Repository logo

First do no harm: uterine natural killer (NK) cells in assisted reproduction.

Change log


Shreeve, Norman 


Natural killer (NK) cells are a type of lymphocyte circulating in peripheral blood named because of their effector functions in killing target cells. Immune cells that share similar phenotypic characteristics but are poor killers populate the uterine lining at implantation and during early pregnancy when the placenta is established. The functions of these uterine NK (uNK) cells are essentially unknown but available data point to a role in regulating placentation in concert with other elements of the decidua and invading trophoblast cells. Despite the lack of scientific rationale and advice from clinical governing bodies, such as the Human Fertilisation and Embryology Authority, an increasing range of tests and therapies are still offered to women undergoing IVF or attending recurrent miscarriage clinics based on the myth that uterine NK cells need suppressing to prevent damage to the embryo. New treatments can be introduced at whim with subsequent demands for expensive trials to prove/disprove their efficacy. The evidence that targeting uNK or peripheral blood NK cells assists women with recurrent pregnancy failure is lacking. Healthcare professionals and patients should very carefully evaluate the practice of immunomodulation to enhance pregnancy outcome. A discussion on how to move towards stricter regulation of immunotherapy in non-hospital settings is now needed because it is clear that the potential risks and costs of these therapies outweigh any benefits.

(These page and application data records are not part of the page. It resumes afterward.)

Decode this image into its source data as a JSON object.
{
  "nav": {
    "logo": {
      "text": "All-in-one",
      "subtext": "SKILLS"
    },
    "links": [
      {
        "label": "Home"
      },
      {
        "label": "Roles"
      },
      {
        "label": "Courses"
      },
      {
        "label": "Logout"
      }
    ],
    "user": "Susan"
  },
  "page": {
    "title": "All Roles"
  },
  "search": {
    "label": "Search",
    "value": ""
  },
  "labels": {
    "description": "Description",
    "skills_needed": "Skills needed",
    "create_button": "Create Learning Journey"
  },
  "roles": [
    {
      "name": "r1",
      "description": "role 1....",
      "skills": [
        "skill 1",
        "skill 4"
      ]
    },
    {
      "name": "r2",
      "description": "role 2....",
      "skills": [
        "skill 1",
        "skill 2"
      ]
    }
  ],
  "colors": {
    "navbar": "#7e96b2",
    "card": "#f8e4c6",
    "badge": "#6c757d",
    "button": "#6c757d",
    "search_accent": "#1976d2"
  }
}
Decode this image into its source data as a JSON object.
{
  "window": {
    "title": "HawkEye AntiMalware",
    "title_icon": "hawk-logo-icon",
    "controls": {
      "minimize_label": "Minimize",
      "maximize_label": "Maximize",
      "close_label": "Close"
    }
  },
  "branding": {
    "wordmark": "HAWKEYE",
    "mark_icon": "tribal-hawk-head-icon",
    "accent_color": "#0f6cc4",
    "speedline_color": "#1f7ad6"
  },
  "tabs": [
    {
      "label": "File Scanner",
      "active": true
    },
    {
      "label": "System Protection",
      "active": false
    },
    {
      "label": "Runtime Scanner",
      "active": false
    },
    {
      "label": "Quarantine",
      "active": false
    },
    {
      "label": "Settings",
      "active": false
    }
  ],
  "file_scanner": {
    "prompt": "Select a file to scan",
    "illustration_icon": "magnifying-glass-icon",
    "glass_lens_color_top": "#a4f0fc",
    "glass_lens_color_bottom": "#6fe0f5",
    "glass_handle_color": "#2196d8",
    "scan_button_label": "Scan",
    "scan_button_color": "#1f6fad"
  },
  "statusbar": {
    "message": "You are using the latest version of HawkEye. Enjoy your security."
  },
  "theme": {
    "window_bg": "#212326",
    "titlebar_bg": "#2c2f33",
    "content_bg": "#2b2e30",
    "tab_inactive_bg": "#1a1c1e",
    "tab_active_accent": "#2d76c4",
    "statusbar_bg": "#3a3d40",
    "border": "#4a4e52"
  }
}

assisted reproduction, embryo, immunotherapy, miscarriage, uterine natural killer cells, Adult, Female, Humans, Immunotherapy, Killer Cells, Natural, Reproductive Techniques, Assisted, Uterus

Journal Title

Hum Reprod

Conference Name

Journal ISSN


Volume Title



Oxford University Press (OUP)
A.M. acknowledges funding support from the Wellcome Trust and Centre for Trophoblast Research, University of Cambridge, UK. Funding to pay the Open Access publication charges for this article was provided by the University of Cambridge.